### What you have to do
Lines containing "worked" should be pulled from the material below.
+++ Supplied entries
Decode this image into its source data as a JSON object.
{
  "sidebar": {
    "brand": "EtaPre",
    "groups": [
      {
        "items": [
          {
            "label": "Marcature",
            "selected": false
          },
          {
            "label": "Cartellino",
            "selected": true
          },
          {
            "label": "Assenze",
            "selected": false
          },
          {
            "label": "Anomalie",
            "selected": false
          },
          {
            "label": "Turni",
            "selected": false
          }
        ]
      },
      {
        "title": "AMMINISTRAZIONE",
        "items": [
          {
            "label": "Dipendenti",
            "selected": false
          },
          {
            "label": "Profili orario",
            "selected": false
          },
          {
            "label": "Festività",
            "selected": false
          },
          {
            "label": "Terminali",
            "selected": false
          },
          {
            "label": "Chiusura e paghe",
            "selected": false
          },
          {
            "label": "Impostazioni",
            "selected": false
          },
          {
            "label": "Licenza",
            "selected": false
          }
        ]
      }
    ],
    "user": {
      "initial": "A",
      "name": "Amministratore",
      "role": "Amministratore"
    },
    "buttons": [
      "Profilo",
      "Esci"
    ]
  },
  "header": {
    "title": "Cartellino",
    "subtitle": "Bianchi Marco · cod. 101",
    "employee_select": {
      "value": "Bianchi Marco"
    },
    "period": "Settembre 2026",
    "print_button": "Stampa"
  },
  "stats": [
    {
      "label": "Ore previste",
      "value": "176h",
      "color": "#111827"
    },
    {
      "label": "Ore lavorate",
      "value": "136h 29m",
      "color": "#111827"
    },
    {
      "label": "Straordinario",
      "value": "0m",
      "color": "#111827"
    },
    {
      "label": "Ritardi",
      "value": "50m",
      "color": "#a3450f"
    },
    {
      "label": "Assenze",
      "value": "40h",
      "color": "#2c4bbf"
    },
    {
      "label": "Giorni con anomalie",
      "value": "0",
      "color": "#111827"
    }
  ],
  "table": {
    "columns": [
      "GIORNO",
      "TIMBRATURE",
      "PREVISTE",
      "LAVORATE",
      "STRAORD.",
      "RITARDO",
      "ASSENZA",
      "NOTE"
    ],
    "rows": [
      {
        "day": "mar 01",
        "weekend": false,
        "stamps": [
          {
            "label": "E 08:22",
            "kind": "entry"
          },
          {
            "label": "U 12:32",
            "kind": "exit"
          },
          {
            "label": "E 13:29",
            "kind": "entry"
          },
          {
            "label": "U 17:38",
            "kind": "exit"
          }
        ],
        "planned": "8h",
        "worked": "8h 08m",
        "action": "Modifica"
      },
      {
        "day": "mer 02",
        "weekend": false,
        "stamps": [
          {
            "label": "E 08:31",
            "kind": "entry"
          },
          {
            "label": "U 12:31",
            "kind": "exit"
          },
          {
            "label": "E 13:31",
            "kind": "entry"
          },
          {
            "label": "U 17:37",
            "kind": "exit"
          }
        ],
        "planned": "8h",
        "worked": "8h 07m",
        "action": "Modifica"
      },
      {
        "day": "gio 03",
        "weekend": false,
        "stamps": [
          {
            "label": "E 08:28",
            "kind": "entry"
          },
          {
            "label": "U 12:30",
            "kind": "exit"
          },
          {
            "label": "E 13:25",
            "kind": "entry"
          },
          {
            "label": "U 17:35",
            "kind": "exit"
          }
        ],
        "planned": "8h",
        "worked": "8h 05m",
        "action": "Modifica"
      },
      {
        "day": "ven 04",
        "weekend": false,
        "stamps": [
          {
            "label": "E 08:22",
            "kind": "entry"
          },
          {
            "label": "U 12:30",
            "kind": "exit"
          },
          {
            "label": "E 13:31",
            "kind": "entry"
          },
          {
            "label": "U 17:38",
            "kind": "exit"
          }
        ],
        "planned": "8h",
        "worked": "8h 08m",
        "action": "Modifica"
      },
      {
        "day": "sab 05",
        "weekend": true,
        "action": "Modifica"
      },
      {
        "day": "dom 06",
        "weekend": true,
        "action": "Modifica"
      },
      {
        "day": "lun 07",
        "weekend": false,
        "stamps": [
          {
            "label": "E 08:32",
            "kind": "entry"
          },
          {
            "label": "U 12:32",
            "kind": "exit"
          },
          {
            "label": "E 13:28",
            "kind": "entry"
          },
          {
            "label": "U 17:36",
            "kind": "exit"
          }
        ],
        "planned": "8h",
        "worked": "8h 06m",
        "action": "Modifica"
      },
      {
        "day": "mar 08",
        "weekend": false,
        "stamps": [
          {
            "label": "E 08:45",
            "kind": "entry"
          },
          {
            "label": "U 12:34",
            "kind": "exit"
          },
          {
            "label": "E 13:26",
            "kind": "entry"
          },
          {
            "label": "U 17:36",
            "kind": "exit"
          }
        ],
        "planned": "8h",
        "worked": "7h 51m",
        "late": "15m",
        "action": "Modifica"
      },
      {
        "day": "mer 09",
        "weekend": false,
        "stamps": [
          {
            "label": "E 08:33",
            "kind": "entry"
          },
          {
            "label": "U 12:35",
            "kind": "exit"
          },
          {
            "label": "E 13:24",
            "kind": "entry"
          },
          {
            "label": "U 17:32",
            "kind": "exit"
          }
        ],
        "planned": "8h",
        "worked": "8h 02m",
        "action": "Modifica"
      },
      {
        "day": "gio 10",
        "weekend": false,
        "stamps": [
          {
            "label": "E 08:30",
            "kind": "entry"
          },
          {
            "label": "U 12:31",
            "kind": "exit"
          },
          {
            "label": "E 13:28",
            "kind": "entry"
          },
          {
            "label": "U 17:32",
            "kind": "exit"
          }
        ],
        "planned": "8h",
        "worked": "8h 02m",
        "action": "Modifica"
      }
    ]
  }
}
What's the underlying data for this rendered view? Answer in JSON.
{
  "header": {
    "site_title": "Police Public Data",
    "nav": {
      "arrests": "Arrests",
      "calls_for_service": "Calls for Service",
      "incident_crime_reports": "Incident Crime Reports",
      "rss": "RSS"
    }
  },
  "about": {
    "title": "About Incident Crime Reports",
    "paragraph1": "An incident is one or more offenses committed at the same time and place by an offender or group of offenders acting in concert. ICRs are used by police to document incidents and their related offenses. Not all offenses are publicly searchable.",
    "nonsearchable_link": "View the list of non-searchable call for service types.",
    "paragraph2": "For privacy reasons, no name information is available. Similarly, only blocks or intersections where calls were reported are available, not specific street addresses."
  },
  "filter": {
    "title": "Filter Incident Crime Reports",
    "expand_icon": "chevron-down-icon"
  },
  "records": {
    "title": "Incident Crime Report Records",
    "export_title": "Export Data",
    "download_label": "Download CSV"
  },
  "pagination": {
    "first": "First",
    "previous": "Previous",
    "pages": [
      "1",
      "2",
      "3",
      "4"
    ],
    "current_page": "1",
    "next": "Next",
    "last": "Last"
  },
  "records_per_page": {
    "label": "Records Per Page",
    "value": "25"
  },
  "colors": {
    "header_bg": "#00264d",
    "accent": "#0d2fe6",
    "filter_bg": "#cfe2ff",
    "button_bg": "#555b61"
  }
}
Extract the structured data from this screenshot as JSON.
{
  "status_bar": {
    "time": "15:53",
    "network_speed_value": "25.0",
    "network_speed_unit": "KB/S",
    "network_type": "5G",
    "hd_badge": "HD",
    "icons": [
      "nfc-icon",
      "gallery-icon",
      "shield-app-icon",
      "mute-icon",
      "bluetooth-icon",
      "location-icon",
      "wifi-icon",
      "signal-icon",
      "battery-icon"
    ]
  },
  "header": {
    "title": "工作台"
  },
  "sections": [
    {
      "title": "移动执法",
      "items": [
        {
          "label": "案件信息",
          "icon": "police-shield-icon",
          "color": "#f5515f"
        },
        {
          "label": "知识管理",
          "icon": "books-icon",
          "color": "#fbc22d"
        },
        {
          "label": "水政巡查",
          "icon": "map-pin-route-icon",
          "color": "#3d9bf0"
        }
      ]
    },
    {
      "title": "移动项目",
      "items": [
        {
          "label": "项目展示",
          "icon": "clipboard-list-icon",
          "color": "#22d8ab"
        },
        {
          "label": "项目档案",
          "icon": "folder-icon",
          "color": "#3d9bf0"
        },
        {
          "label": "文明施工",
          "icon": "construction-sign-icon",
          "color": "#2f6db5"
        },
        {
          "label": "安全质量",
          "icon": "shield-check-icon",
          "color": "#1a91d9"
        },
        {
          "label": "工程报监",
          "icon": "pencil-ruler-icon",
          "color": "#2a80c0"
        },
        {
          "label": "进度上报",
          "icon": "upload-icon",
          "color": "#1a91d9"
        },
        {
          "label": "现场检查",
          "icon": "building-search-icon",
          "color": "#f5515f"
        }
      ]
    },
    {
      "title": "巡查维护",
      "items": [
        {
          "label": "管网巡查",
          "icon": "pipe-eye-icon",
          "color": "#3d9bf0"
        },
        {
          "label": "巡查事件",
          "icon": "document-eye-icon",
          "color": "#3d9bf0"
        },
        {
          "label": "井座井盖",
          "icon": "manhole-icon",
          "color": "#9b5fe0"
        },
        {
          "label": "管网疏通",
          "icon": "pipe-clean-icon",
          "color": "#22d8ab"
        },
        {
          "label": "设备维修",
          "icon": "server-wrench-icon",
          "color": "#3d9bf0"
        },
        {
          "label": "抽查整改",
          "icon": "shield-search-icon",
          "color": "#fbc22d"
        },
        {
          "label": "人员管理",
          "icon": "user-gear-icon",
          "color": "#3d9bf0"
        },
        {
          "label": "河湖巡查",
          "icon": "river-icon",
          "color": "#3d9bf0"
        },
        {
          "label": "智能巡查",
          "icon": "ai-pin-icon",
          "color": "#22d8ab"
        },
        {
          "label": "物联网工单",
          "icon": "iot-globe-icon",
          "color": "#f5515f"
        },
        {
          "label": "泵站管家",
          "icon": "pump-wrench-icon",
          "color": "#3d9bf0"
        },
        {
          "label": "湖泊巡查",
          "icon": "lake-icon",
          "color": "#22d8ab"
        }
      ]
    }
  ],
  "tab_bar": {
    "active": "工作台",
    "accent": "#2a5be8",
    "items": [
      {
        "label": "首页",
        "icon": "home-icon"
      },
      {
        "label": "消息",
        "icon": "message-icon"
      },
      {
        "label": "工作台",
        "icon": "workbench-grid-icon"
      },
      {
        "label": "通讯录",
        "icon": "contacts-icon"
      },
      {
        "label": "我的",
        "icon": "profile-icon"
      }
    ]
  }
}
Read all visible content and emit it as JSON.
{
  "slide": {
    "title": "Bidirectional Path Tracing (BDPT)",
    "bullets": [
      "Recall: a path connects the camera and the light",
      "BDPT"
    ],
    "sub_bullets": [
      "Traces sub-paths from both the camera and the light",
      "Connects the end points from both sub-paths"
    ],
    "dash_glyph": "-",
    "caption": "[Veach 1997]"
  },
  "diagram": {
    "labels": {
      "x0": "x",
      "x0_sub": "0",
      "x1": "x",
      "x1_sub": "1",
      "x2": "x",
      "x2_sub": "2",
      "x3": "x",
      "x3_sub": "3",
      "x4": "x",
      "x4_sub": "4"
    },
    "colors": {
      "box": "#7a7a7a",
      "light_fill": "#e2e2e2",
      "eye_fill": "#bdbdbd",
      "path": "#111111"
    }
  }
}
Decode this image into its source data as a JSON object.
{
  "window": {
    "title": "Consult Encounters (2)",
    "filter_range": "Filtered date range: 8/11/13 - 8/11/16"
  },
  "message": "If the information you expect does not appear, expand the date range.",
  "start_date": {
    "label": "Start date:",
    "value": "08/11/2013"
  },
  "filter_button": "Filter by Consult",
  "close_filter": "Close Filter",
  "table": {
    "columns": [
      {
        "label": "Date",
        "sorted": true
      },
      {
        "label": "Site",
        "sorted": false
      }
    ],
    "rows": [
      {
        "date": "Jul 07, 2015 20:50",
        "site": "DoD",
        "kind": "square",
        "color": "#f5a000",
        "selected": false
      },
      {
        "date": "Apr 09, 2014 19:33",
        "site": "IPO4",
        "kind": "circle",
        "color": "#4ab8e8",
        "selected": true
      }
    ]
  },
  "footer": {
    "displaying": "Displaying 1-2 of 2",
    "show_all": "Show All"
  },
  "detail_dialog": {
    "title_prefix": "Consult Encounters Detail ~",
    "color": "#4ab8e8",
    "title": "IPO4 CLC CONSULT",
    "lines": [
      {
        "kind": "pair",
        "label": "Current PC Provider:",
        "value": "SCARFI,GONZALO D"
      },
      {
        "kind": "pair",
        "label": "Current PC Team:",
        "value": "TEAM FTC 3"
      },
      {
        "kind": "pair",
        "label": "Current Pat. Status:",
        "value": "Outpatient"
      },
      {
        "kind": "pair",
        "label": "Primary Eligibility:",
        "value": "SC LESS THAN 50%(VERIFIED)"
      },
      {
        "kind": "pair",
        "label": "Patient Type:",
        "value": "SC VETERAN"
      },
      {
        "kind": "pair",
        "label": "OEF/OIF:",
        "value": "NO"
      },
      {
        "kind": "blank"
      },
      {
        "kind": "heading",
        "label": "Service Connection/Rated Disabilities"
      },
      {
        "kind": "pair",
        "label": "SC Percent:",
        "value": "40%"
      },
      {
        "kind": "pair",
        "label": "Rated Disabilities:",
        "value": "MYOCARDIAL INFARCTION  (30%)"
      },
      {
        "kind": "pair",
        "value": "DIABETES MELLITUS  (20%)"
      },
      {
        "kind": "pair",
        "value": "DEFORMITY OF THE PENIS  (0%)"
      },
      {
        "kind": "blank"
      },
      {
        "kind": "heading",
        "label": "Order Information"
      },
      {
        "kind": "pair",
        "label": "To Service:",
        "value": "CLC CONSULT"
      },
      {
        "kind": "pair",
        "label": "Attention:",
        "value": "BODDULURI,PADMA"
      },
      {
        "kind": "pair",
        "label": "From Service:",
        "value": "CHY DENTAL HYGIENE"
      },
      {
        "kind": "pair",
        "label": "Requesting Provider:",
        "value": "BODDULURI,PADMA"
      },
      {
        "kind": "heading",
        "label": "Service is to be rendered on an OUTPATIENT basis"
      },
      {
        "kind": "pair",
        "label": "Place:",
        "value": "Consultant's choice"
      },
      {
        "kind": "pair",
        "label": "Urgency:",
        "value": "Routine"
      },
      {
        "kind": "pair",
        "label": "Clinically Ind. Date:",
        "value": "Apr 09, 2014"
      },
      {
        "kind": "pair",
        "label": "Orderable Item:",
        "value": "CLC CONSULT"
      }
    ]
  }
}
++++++
### Exercise response
        "worked": "8h 08m",
        "worked": "8h 07m",
        "worked": "8h 05m",
        "worked": "8h 08m",
        "worked": "8h 06m",
        "worked": "7h 51m",
        "worked": "8h 02m",
        "worked": "8h 02m",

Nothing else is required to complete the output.